Downpours in our area four days ago and an all day soaker today have left Tidewater engorged and the rain has no place to go.  We’ve had flooded roads and full ditches and a washout of our small bridge crossing our natural pond. With freezing rain, wintry mixes and blizzard conditions in other areas of the country, our wet weather is not of interest to anyone but those of us mired in it.  Mister gardener’s fancy dancy weather station does not like the waterlogged weather either.  It is refusing to show us how many inches of rain we’ve accumulated.

Temperatures hovered in the 40’s today and the rain did not let up.  I canceled my Christmas shopping plans and wrapped Christmas gifts all morning, followed by a mid-afternoon beat-the-bounds walk to see how the soggy property was faring.

Even the high and dry field stone path puddled water around my feet

Water streamed off the roof all day onto camellias, laurels and foster hollies

At least the bald cypress is planted in the right place!

Our natural pond spills past the cattails

The only animal I encountered on my wet and wild walk was this Great Blue

Goldfish pond is high and the fish are liking it

The perfect words to describe our weather appeared in cascading water in a drainage ditch today.

There has been no weather alert for flooding and my tiny WeatherBug on my computer has not begun its chirping.
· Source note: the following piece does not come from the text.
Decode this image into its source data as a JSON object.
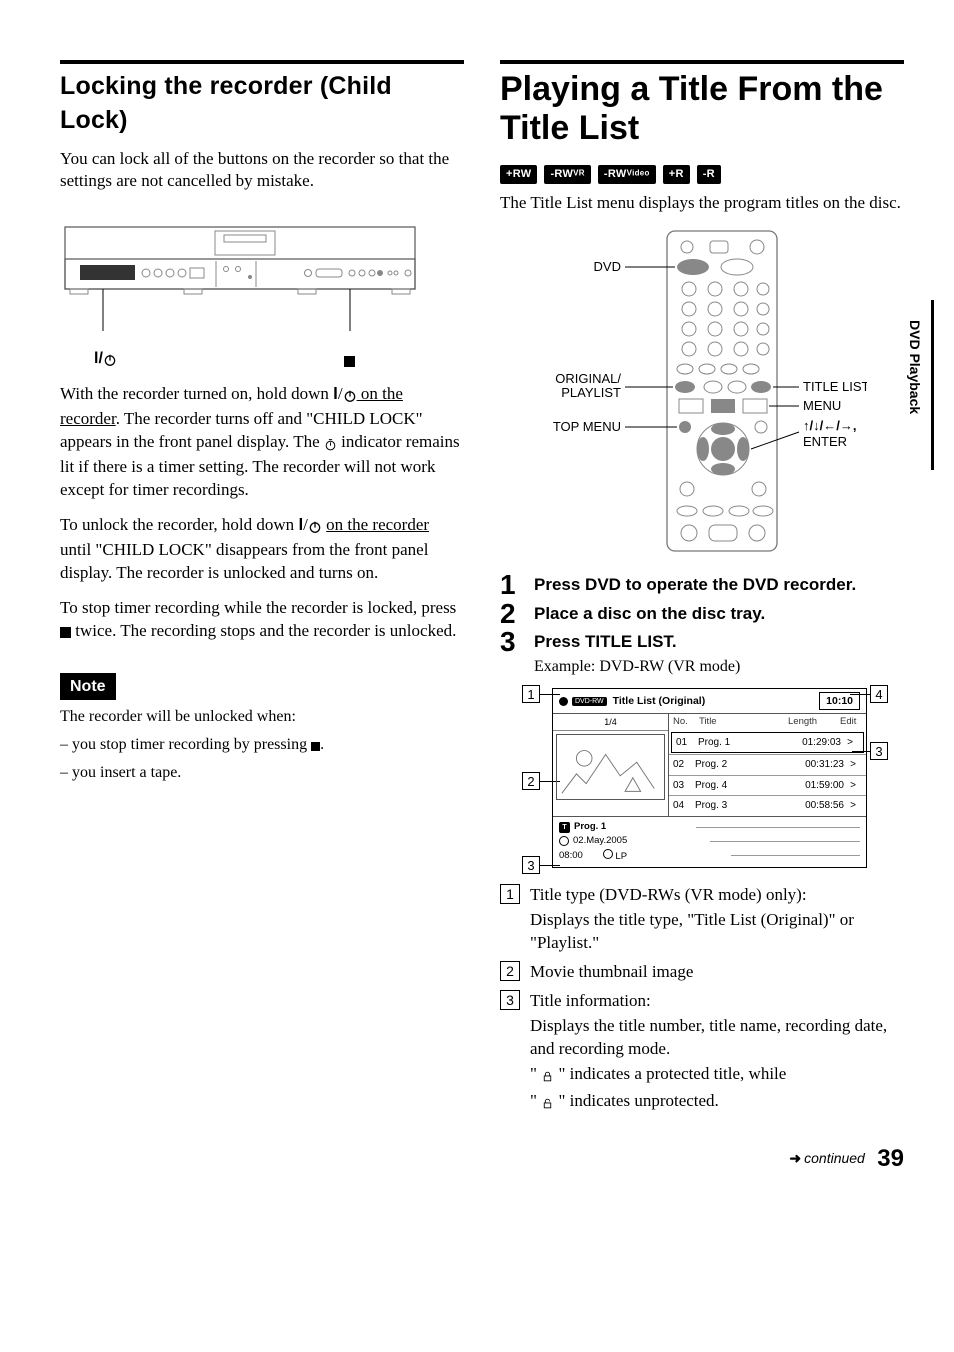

All signs point to drying weather and a bit of sunshine tomorrow!  Hurrah.